Splitting Up L.A. Threatens Its Future

Eli Broad is founder of the Broad Foundation and chairman ofSunAmerica

If Los Angeles is to succeed, we must pull together our many good but disparate communities to develop a core, accessible to all. Every great city has a heart--a vibrant center for all citizens. We need to concentrate on making that core more attractive and accessible instead of entertaining the idea of breaking this city apart, as Valley secessionists want to do.

Like many Angelenos, I am not a native of this city. Born in New York, raised in Michigan, I settled here almost 40 years ago. Since then, I have been fortunate in creating two successful businesses. I want to ensure that future generations of men and women find in Los Angeles the opportunities for success that I found.

I fear that if the city is divided by secession, that may not happen. We must put aside such divisiveness and instead concentrate on developing our core.

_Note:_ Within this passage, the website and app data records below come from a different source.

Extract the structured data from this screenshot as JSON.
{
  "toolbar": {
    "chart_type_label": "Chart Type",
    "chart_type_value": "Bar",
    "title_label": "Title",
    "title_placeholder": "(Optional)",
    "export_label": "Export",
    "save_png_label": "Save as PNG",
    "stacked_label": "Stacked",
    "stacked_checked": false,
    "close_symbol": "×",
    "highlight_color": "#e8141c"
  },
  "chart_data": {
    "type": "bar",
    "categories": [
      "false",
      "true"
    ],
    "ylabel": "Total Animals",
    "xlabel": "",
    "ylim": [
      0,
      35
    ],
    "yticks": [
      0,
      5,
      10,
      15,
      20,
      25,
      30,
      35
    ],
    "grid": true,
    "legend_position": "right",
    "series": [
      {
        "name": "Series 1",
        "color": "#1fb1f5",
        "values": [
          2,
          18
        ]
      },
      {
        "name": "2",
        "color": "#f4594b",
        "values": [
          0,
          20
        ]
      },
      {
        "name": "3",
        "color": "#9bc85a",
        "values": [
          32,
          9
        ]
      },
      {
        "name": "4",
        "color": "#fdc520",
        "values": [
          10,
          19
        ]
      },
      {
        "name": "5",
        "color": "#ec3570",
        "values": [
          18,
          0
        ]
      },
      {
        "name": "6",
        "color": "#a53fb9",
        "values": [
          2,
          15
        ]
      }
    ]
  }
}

No city has ever become a truly great city without a heart. San Francisco, New York, Chicago, Paris, London--all have an identifiable and attractive centers with cultural, sports and entertainment activities and with holiday celebrations and big parades.


Los Angeles needs a central place where our efforts are showcased, where the bountiful strength and diversity of our city comes alive. The place is downtown.

Downtown has begun a renaissance. Five years ago, 3 million people a year came downtown; today, about 11 million do. Downtown is anchored at its south end by a thriving USC campus and Exposition Park, along with the sports, entertainment and convention district around the convention center and Staples Center. At the north end, we have the cultural and civic district, with the Riordan Central Library; the Colburn School of Music; the Museum of Contemporary Art; the new 63,000-square-foot Cathedral of Our Lady of the Angels and its adjoining complex; three existing venues of the Music Center; and Disney Concert Hall, which is under construction. Also in the offing is a new Caltrans building.

In the last three years, more than $2 billion has been spent on nonresidential construction in downtown. These venues benefit our citizens while also attracting new business to build our local economy.

Three other projects that will revitalize our downtown are also in the works: turning Grand Avenue between Temple and Fifth into a truly grand avenue, with reduced vehicular traffic and places for pedestrians to stroll to cinemas, restaurants and shops; creating a public commons on the 16 acres running from the Department of Water and Power to City Hall; and expanding the convention, sports and entertainment district.


When these plans are realized, people will be able to take full advantage of the several billion dollars spent on subways.

About 300,000 people work downtown every day. I envision people staying downtown after work instead of immediately getting on the freeway. I envision many more families downtown on the weekend visiting museums, shopping and having brunch, lunch or dinner and then seeing a Lakers, Kings or Clippers game or going to a concert or play.

Other areas of the city already complement this city core, including the Wilshire Corridor with its soon-to-be expanded Los Angeles County Museum of Art.

Los Angeles attracts new citizens daily because of its boundless opportunities. All of us come here to succeed. We must embrace the idea that success comes from a healthy and strong center.


Other great cities of the world would never consider breaking apart because they have vibrant centers that pull together diverse communities. We must reject the idea that secession will strengthen Los Angeles. To paraphrase Abraham Lincoln--who knew a bit about secession--united we succeed, divided we fail.